Problem
Show all lines of the entries in which the word "AutomatedSecurityTesting" is found.

START Data records

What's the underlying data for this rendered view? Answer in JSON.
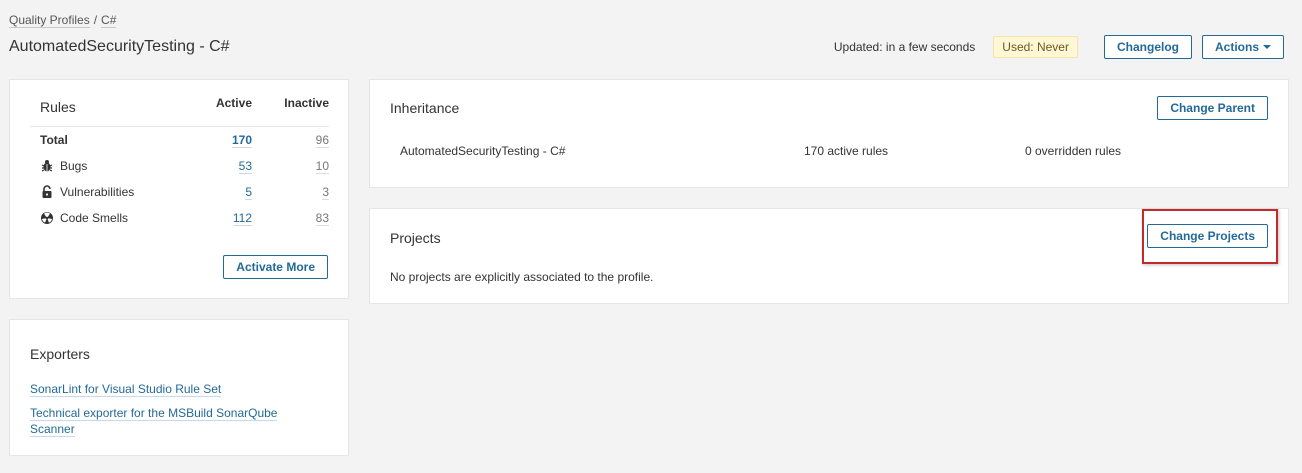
{
  "breadcrumb": {
    "parent": "Quality Profiles",
    "separator": "/",
    "current": "C#"
  },
  "page": {
    "title": "AutomatedSecurityTesting - C#"
  },
  "header": {
    "updated": "Updated: in a few seconds",
    "used": "Used: Never",
    "changelog_label": "Changelog",
    "actions_label": "Actions"
  },
  "rules": {
    "title": "Rules",
    "col_active": "Active",
    "col_inactive": "Inactive",
    "rows": [
      {
        "label": "Total",
        "active": "170",
        "inactive": "96",
        "icon": "none"
      },
      {
        "label": "Bugs",
        "active": "53",
        "inactive": "10",
        "icon": "bug-icon"
      },
      {
        "label": "Vulnerabilities",
        "active": "5",
        "inactive": "3",
        "icon": "lock-icon"
      },
      {
        "label": "Code Smells",
        "active": "112",
        "inactive": "83",
        "icon": "code-smell-icon"
      }
    ],
    "activate_more_label": "Activate More"
  },
  "exporters": {
    "title": "Exporters",
    "links": [
      "SonarLint for Visual Studio Rule Set",
      "Technical exporter for the MSBuild SonarQube Scanner"
    ]
  },
  "inheritance": {
    "title": "Inheritance",
    "change_parent_label": "Change Parent",
    "profile_name": "AutomatedSecurityTesting - C#",
    "active_rules": "170 active rules",
    "overridden_rules": "0 overridden rules"
  },
  "projects": {
    "title": "Projects",
    "change_projects_label": "Change Projects",
    "empty_message": "No projects are explicitly associated to the profile."
  },
  "colors": {
    "accent": "#236a97",
    "highlight": "#c22b2b",
    "badge_bg": "#fff7d6"
  }
}
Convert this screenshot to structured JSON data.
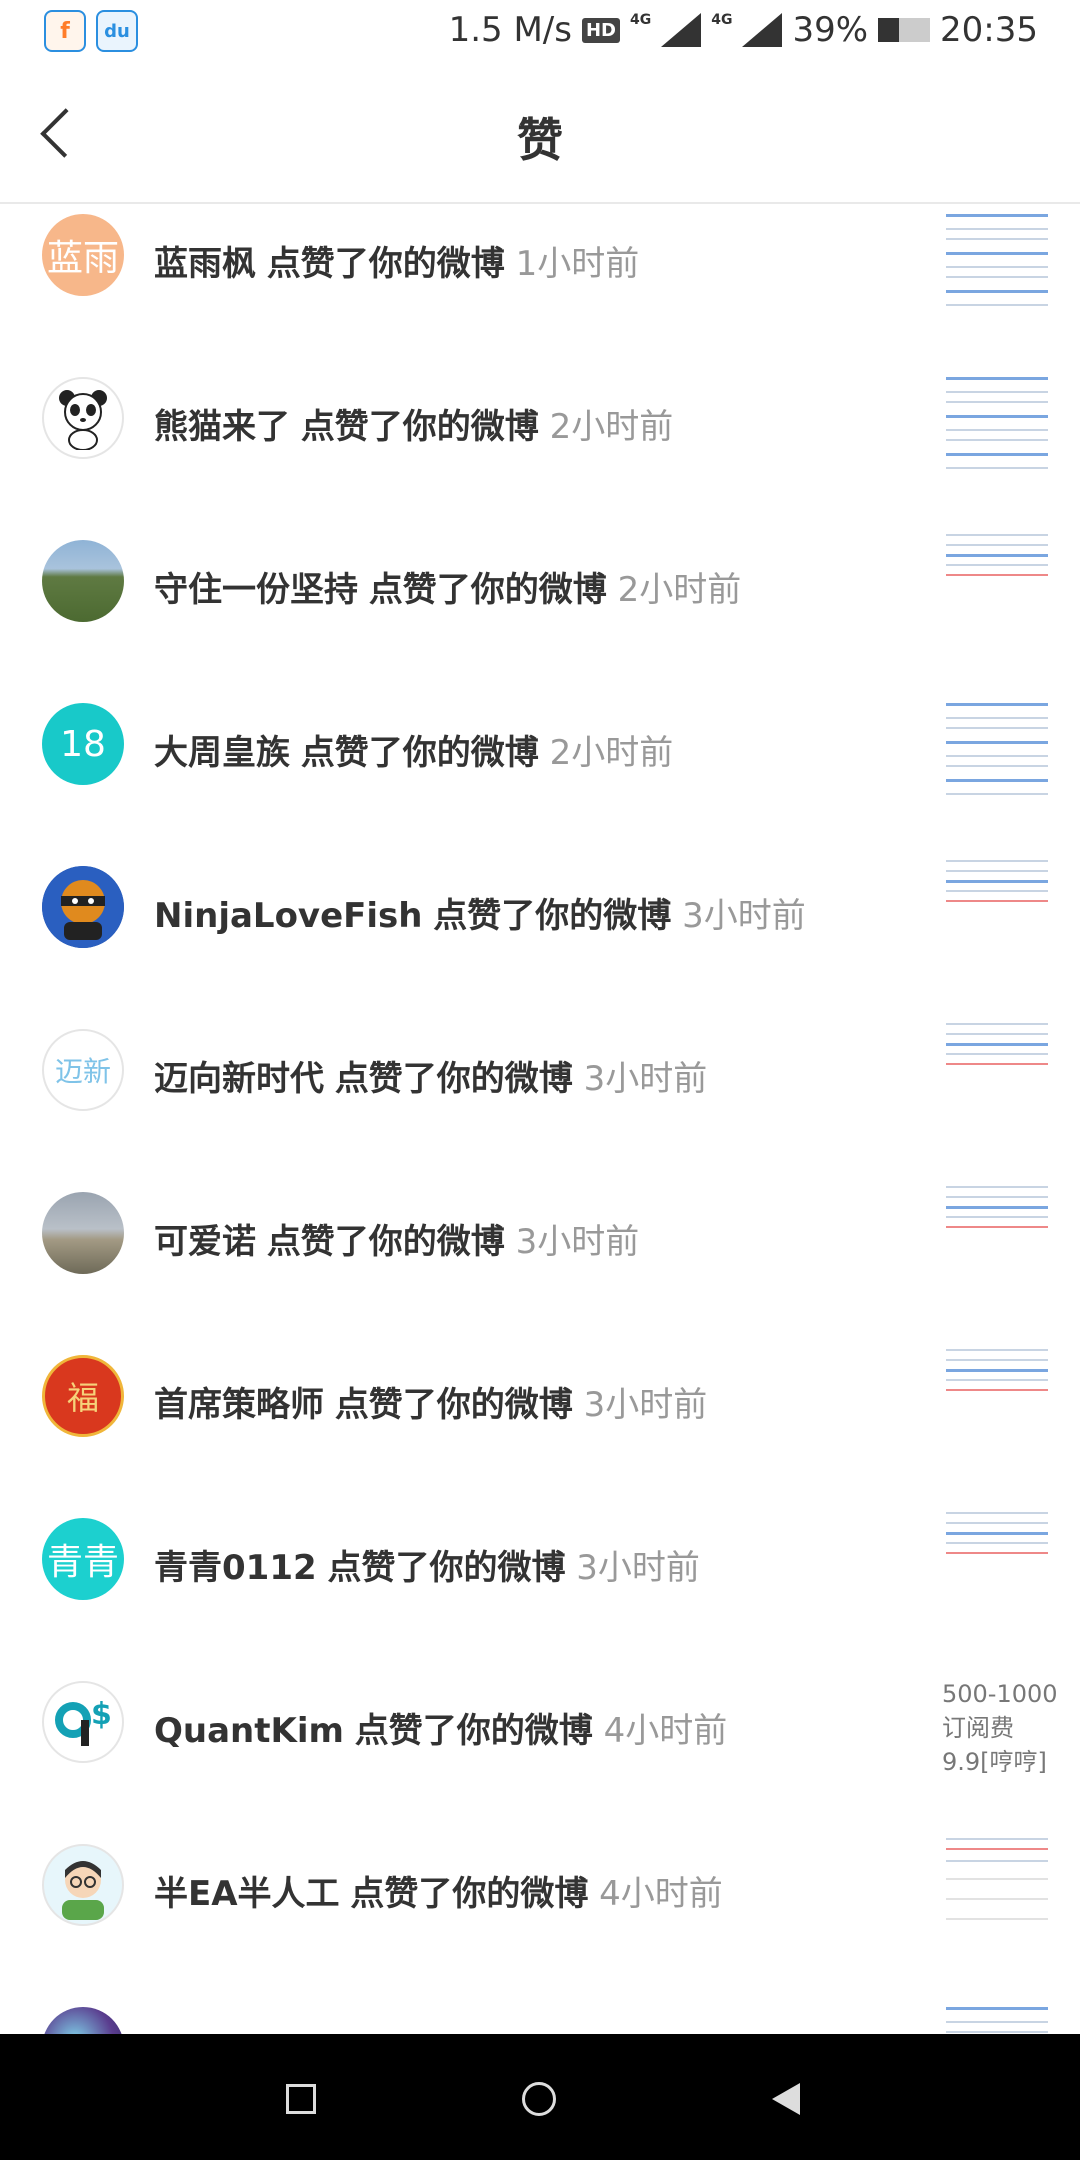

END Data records

Written solution
    "title": "AutomatedSecurityTesting - C#"
    "profile_name": "AutomatedSecurityTesting - C#",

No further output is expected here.